As the two-phase enqueuing cannot be atomic, the queue can be in a transitory state, where slots have been reserved but have not been written yet. In this rare case, dequeuing will fail and have to be retried.

Fairness

SynchronizedQueue implementation is not fair, i.e. it doesn't ensure that the oldest blocked enqueuer will succeed when the capacity becomes available.

However, this issue is quite mitigated by the fact that all the capacity becomes available at once, so all blocked enqueuers may succeed (especially with one-sized values).

For the particular case of potential big variable-sized values, it's still possible to combine the queue with a semaphore, e.g. tokio::sync::Semaphore. Performance will be impacted, but the algorithm is fast enough to afford it.

I'm still thinking about a way to include fairness directly in the algorithm, but it's not an easy thing to do.

Unsafe

This library uses unsafe code, for three reasons:

  • buffers are wrapped in UnsafeCell to allow mutable for the dequeued buffer;
  • buffers implementation may use unsafe to allow insertion with shared reference;
  • Buffer trait require unsafe interface for its invariant, because it's public.

To ensure the safety of the algorithm, it uses:

  • tests (mostly doctests for now, but it needs to be completed)
  • benchmarks
  • MIRI (with tests)

Loom is partially integrated for now, but loom tests are on the TODO list.

Performance

swap-buffer-queue is very performant – it's actually the fastest MPSC queue I know.

Here is the crossbeam benchmark forked

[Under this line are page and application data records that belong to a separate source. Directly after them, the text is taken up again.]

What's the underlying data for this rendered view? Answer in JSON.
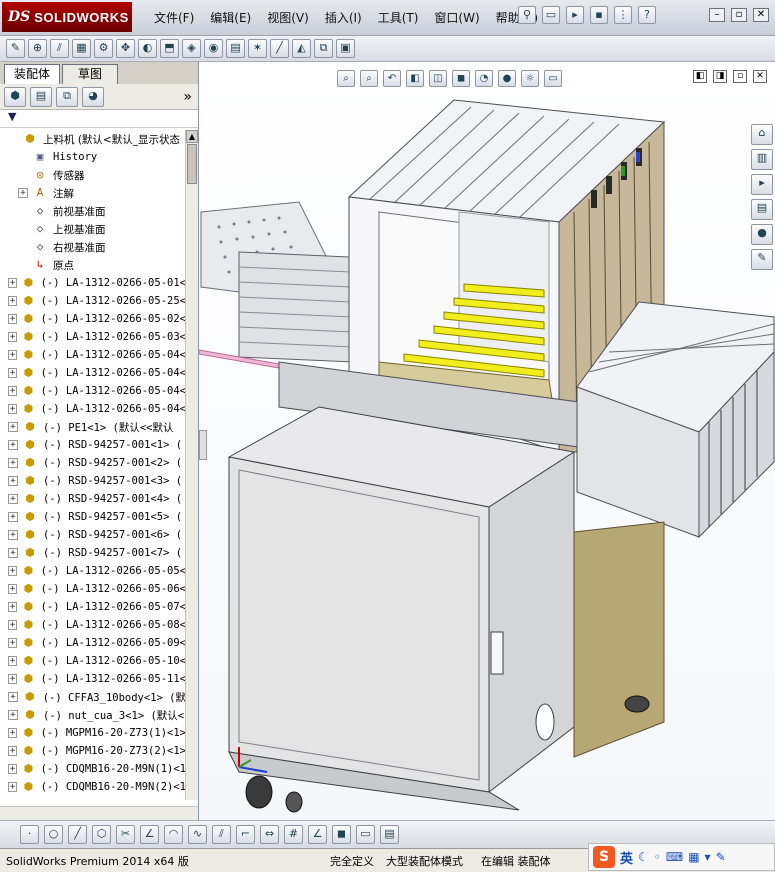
{
  "app": {
    "logo_ds": "DS",
    "logo_name": "SOLIDWORKS"
  },
  "menu": [
    "文件(F)",
    "编辑(E)",
    "视图(V)",
    "插入(I)",
    "工具(T)",
    "窗口(W)",
    "帮助(H)"
  ],
  "panel": {
    "tabs": [
      "装配体",
      "草图"
    ],
    "active_tab": 0,
    "more": "»",
    "filter": "▼"
  },
  "tree": [
    {
      "label": "上料机  (默认<默认_显示状态",
      "icon": "assembly-icon",
      "glyph": "⬢",
      "exp": "",
      "root": true
    },
    {
      "label": "History",
      "icon": "history-icon",
      "glyph": "▣",
      "exp": ""
    },
    {
      "label": "传感器",
      "icon": "sensor-icon",
      "glyph": "◎",
      "exp": ""
    },
    {
      "label": "注解",
      "icon": "annotation-icon",
      "glyph": "A",
      "exp": "+"
    },
    {
      "label": "前视基准面",
      "icon": "plane-icon",
      "glyph": "◇",
      "exp": ""
    },
    {
      "label": "上视基准面",
      "icon": "plane-icon",
      "glyph": "◇",
      "exp": ""
    },
    {
      "label": "右视基准面",
      "icon": "plane-icon",
      "glyph": "◇",
      "exp": ""
    },
    {
      "label": "原点",
      "icon": "origin-icon",
      "glyph": "↳",
      "exp": ""
    },
    {
      "label": "(-) LA-1312-0266-05-01<",
      "icon": "subassembly-icon",
      "glyph": "⬢",
      "exp": "+"
    },
    {
      "label": "(-) LA-1312-0266-05-25<",
      "icon": "subassembly-icon",
      "glyph": "⬢",
      "exp": "+"
    },
    {
      "label": "(-) LA-1312-0266-05-02<",
      "icon": "subassembly-icon",
      "glyph": "⬢",
      "exp": "+"
    },
    {
      "label": "(-) LA-1312-0266-05-03<",
      "icon": "subassembly-icon",
      "glyph": "⬢",
      "exp": "+"
    },
    {
      "label": "(-) LA-1312-0266-05-04<",
      "icon": "subassembly-icon",
      "glyph": "⬢",
      "exp": "+"
    },
    {
      "label": "(-) LA-1312-0266-05-04<",
      "icon": "subassembly-icon",
      "glyph": "⬢",
      "exp": "+"
    },
    {
      "label": "(-) LA-1312-0266-05-04<",
      "icon": "subassembly-icon",
      "glyph": "⬢",
      "exp": "+"
    },
    {
      "label": "(-) LA-1312-0266-05-04<",
      "icon": "subassembly-icon",
      "glyph": "⬢",
      "exp": "+"
    },
    {
      "label": "(-) PE1<1> (默认<<默认",
      "icon": "subassembly-icon",
      "glyph": "⬢",
      "exp": "+"
    },
    {
      "label": "(-) RSD-94257-001<1>  (",
      "icon": "subassembly-icon",
      "glyph": "⬢",
      "exp": "+"
    },
    {
      "label": "(-) RSD-94257-001<2>  (",
      "icon": "subassembly-icon",
      "glyph": "⬢",
      "exp": "+"
    },
    {
      "label": "(-) RSD-94257-001<3>  (",
      "icon": "subassembly-icon",
      "glyph": "⬢",
      "exp": "+"
    },
    {
      "label": "(-) RSD-94257-001<4>  (",
      "icon": "subassembly-icon",
      "glyph": "⬢",
      "exp": "+"
    },
    {
      "label": "(-) RSD-94257-001<5>  (",
      "icon": "subassembly-icon",
      "glyph": "⬢",
      "exp": "+"
    },
    {
      "label": "(-) RSD-94257-001<6>  (",
      "icon": "subassembly-icon",
      "glyph": "⬢",
      "exp": "+"
    },
    {
      "label": "(-) RSD-94257-001<7>  (",
      "icon": "subassembly-icon",
      "glyph": "⬢",
      "exp": "+"
    },
    {
      "label": "(-) LA-1312-0266-05-05<",
      "icon": "subassembly-icon",
      "glyph": "⬢",
      "exp": "+"
    },
    {
      "label": "(-) LA-1312-0266-05-06<",
      "icon": "subassembly-icon",
      "glyph": "⬢",
      "exp": "+"
    },
    {
      "label": "(-) LA-1312-0266-05-07<",
      "icon": "subassembly-icon",
      "glyph": "⬢",
      "exp": "+"
    },
    {
      "label": "(-) LA-1312-0266-05-08<",
      "icon": "subassembly-icon",
      "glyph": "⬢",
      "exp": "+"
    },
    {
      "label": "(-) LA-1312-0266-05-09<",
      "icon": "subassembly-icon",
      "glyph": "⬢",
      "exp": "+"
    },
    {
      "label": "(-) LA-1312-0266-05-10<",
      "icon": "subassembly-icon",
      "glyph": "⬢",
      "exp": "+"
    },
    {
      "label": "(-) LA-1312-0266-05-11<",
      "icon": "subassembly-icon",
      "glyph": "⬢",
      "exp": "+"
    },
    {
      "label": "(-) CFFA3_10body<1>  (默",
      "icon": "subassembly-icon",
      "glyph": "⬢",
      "exp": "+"
    },
    {
      "label": "(-) nut_cua_3<1> (默认<",
      "icon": "subassembly-icon",
      "glyph": "⬢",
      "exp": "+"
    },
    {
      "label": "(-) MGPM16-20-Z73(1)<1>",
      "icon": "subassembly-icon",
      "glyph": "⬢",
      "exp": "+"
    },
    {
      "label": "(-) MGPM16-20-Z73(2)<1>",
      "icon": "subassembly-icon",
      "glyph": "⬢",
      "exp": "+"
    },
    {
      "label": "(-) CDQMB16-20-M9N(1)<1",
      "icon": "subassembly-icon",
      "glyph": "⬢",
      "exp": "+"
    },
    {
      "label": "(-) CDQMB16-20-M9N(2)<1",
      "icon": "subassembly-icon",
      "glyph": "⬢",
      "exp": "+"
    }
  ],
  "status": {
    "product": "SolidWorks Premium 2014 x64 版",
    "state": "完全定义",
    "mode": "大型装配体模式",
    "editing": "在编辑 装配体"
  },
  "ime": {
    "logo": "S",
    "lang": "英"
  },
  "colors": {
    "cabinet": "#e4e4e4",
    "panel_olive": "#b6a775",
    "highlight_yellow": "#f2ee1e",
    "frame_gray": "#cfd0d4"
  }
}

benchmark crossbeam swap-buffer-queue
bounded1_mpsc 1.545s 1.763s
bounded1_spsc 1.652s 1.000s
bounded_mpsc 0.362s 0.137s
bounded_seq 0.190s 0.114s
bounded_spsc 0.115s 0.092s

However, a large enough capacity is required to reach maximum performance; otherwise, high contention scenario may be penalized. This is because the algorithm put all the contention on a single atomic integer (instead of two for crossbeam).

Dependencies

~99–255KB